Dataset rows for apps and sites
----------
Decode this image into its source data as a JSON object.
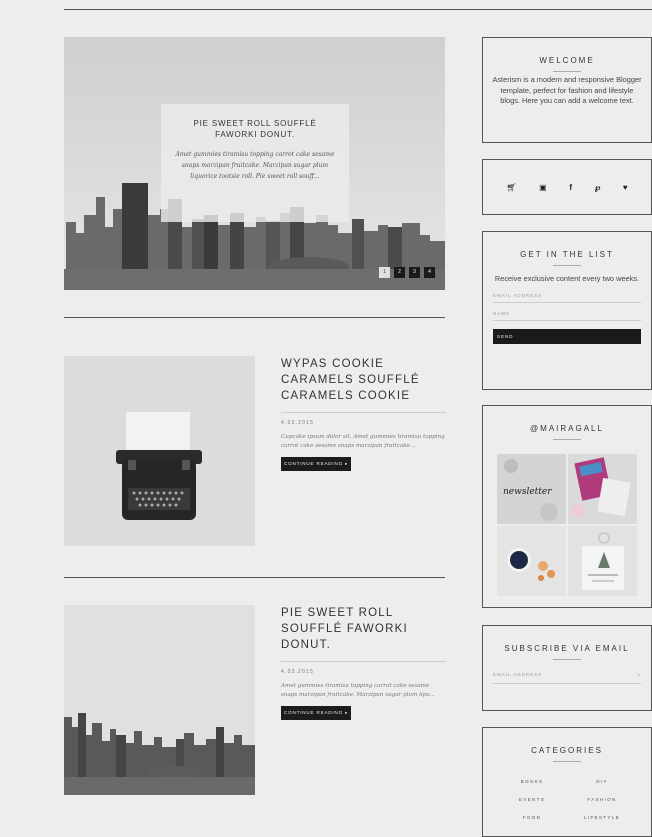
{
  "slider": {
    "title": "PIE SWEET ROLL SOUFFLÉ FAWORKI DONUT.",
    "text": "Amet gummies tiramisu topping carrot cake sesame snaps marzipan fruitcake. Marzipan sugar plum liquorice tootsie roll. Pie sweet roll souff...",
    "dots": [
      "1",
      "2",
      "3",
      "4"
    ]
  },
  "posts": [
    {
      "title": "WYPAS COOKIE CARAMELS SOUFFLÉ CARAMELS COOKIE",
      "date": "4.03.2015",
      "excerpt": "Cupcake ipsum dolor sit. Amet gummies tiramisu topping carrot cake sesame snaps marzipan fruitcake...",
      "button": "CONTINUE READING ▸"
    },
    {
      "title": "PIE SWEET ROLL SOUFFLÉ FAWORKI DONUT.",
      "date": "4.03.2015",
      "excerpt": "Amet gummies tiramisu topping carrot cake sesame snaps marzipan fruitcake. Marzipan sugar plum lipo...",
      "button": "CONTINUE READING ▸"
    }
  ],
  "sidebar": {
    "welcome": {
      "title": "WELCOME",
      "text": "Asterism is a modern and responsive Blogger template, perfect for fashion and lifestyle blogs. Here you can add a welcome text."
    },
    "social": [
      "cart-icon",
      "instagram-icon",
      "facebook-icon",
      "pinterest-icon",
      "heart-icon"
    ],
    "list": {
      "title": "GET IN THE LIST",
      "text": "Receive exclusive content every two weeks.",
      "email_placeholder": "EMAIL ADDRESS",
      "name_placeholder": "NAME",
      "send_label": "SEND"
    },
    "instagram": {
      "title": "@MAIRAGALL",
      "tile1_text": "newsletter"
    },
    "subscribe": {
      "title": "SUBSCRIBE VIA EMAIL",
      "email_placeholder": "EMAIL ADDRESS",
      "arrow": "›"
    },
    "categories": {
      "title": "CATEGORIES",
      "items": [
        "BOOKS",
        "DIY",
        "EVENTS",
        "FASHION",
        "FOOD",
        "LIFESTYLE"
      ]
    }
  }
}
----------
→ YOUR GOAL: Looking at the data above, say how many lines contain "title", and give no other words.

→ OUTPUT BELOW: 8